Trump Order Designed to Fight Anti-Semitism Risks Chilling Free Speech
PEN America CEO says today’s order is not the solution to a rise in anti-Semitic violence
FOR IMMEDIATE RELEASE
*This release may be updated once the final executive order is available.*
(New York, NY) – President Trump today signed an executive order targeting anti-Semitism on campus. PEN America said the impulse to respond forcefully to rising anti-Semitic attacks is well warranted and urgent, as yesterday’s horrific attack in a kosher market in Jersey City attests. The literary and free expression organization welcomes the order’s affirmation that civil rights laws will be enforced as robustly to address anti-Semitism on campus as they are other forms of discrimination. But PEN America has reservations about the order’s invocation of a State Department definition of anti-Semitism and its associated examples, for fear that these may be misapplied to impinge upon freedom of speech.
“Rising incidents of anti-Semitism on campus, in U.S. cities, and around the world are cause for alarm and grounds for urgent action,” said PEN America CEO Suzanne Nossel. “These types of attacks and the ideology behind them evoke some of the darkest chapters of human history. Their resurgence represents a dangerous trend. But President Trump would better serve the nation by enforcing existing laws, reining in his own propensity to invoke anti-Semitic tropes, and adopting a zero-tolerance policy toward anti-Semitism among his supporters.”
PEN America’s concern with the order centers on its reference to a broad and detailed definition of anti-Semitism as relevant in evaluating claims of discrimination on campus under Title VI of the Civil Rights Act. That definition was created for a different purpose – tabulating incidences of anti-Semitism worldwide – and its widening use by the government raises serious free speech concerns in the U.S.
While a wide range of factors can and should be considered in discerning discriminatory intent, an effort to officially enumerate every variant of bigotry cuts against the sort of case-specific determination that the order recognizes as necessary. The order rightly specifies that the definition is non-binding and the examples offered in it are purely illustrative. Nonetheless, its invocation may be misconstrued to raise questions about whether debate and criticism over Israel is inherently anti-Semitic or grounds for civil rights complaints. The executive order mirrors language in the proposed Anti-Semitism Awareness Act, about which PEN America has registered longstanding reservations.
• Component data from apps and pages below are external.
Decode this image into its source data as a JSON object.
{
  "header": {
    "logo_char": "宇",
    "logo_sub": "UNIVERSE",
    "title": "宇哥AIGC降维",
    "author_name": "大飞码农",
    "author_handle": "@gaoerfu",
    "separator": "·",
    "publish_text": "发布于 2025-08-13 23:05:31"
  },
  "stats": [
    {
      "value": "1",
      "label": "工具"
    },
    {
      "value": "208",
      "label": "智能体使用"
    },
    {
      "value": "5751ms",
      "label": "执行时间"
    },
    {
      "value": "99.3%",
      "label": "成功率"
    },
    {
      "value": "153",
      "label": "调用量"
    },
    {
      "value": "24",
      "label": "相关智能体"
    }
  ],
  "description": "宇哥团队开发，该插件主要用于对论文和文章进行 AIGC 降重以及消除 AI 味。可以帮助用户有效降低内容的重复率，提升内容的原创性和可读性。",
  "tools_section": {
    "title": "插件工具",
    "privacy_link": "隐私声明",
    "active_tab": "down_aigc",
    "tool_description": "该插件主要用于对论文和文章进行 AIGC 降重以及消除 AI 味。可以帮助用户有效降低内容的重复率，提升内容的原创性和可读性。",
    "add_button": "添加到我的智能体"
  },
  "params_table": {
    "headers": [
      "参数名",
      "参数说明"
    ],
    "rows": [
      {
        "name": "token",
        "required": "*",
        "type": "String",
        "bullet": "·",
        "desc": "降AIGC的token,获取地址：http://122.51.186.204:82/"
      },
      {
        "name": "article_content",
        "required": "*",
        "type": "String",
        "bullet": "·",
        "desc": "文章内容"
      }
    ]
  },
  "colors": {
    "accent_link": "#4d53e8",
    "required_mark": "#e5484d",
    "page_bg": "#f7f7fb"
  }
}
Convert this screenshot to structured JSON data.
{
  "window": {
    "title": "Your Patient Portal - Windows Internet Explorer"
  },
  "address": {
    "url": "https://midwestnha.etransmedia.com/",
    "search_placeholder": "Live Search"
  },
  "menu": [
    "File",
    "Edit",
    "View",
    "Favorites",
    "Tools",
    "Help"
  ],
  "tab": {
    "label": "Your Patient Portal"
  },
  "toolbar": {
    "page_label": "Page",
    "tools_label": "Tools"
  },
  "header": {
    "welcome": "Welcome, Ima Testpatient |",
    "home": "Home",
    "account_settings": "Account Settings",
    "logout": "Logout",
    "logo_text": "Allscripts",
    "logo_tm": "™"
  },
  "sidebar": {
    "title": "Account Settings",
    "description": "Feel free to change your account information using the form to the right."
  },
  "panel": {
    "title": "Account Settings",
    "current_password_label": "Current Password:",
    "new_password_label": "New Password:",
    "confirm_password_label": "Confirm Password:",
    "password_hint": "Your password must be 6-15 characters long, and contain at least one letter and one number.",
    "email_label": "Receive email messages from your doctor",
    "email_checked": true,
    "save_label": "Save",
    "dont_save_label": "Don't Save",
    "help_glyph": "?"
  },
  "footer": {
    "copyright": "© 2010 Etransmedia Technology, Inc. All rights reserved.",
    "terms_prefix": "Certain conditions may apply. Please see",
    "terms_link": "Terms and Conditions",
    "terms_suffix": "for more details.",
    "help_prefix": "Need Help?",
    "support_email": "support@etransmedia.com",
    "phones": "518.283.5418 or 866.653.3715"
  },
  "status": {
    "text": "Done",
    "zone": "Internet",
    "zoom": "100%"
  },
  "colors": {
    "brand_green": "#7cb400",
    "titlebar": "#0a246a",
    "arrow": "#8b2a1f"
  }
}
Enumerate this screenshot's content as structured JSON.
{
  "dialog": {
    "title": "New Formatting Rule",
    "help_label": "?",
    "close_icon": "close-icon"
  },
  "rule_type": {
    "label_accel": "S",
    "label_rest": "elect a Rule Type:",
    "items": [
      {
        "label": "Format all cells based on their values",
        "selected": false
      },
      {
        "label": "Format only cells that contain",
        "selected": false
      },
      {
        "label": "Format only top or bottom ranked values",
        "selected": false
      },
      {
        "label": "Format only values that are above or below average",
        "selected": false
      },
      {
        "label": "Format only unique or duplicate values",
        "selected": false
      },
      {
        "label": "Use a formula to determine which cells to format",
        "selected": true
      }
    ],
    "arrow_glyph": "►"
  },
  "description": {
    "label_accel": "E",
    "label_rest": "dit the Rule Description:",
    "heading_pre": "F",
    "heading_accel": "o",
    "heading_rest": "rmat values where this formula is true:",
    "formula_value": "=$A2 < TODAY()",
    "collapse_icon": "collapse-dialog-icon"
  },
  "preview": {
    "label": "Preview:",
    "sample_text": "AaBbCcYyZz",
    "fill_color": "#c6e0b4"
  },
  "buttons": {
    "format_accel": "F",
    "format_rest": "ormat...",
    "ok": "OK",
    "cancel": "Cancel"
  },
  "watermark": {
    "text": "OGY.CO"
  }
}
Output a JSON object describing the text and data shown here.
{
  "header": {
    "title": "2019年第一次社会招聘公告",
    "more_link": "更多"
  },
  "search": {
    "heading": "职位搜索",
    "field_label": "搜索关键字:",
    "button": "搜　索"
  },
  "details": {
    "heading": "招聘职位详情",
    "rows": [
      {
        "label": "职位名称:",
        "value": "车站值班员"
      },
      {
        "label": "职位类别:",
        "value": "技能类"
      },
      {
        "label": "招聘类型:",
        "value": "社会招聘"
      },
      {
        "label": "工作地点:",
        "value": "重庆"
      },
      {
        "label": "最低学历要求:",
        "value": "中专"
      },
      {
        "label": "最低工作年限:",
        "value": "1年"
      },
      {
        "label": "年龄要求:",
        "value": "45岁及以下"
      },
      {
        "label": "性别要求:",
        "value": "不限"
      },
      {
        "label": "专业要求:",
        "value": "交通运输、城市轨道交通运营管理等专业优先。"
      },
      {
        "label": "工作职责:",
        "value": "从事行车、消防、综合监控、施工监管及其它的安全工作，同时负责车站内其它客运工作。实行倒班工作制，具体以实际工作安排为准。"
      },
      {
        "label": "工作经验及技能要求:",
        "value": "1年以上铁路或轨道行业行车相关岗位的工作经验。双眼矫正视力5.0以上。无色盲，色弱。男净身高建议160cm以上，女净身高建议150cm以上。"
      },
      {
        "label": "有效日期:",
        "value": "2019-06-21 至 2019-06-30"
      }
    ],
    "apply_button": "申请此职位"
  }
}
“At a time of rising anti-Semitism, university leaders have a special obligation to address this scourge,” Nossel said. “But the fact is that while some criticism of Israel is indeed tainted with anti-Semitic bias, there must be space on campus for reasoned and objective critiques that bear no trace of bigotry. The order’s invocation of the examples in the State Department anti-Semitism definition risks misinterpretation that could chill legitimate debate about Middle East policy. It could also trigger a backlash among critics of Israel who believe that their speech is being stifled. Rather than helping to bridge divisions, this order will only inflame the already-pitched debates over Israel on campus. It also invites other ethnic or national groups – Muslims, Latinos, or African Americans – to devise similarly detailed descriptions of potentially discriminatory language or ideas, collectively turning the campus into a free speech minefield,” Nossel said.
PEN America has previously addressed flaws in the Anti-Semitism Awareness Act in its 2017 white paper, “Wrong Answer: How Good Faith Attempts to Address Free Speech and Anti-Semitism on Campus Could Backfire.” Nossel’s writings have also addressed problems with making hate speech illegal, and advice to campus leaders on how to respond to hateful expression in ways that condemn it, while reinforcing the value of free speech. See our PEN America Campus Free Speech Guide for additional resources.
PEN America stands at the intersection of literature and human rights to protect open expression in the United States and worldwide. We champion the freedom to write, recognizing the power of the word to transform the world. Our mission is to unite writers and their allies to celebrate creative expression and defend the liberties that make it possible.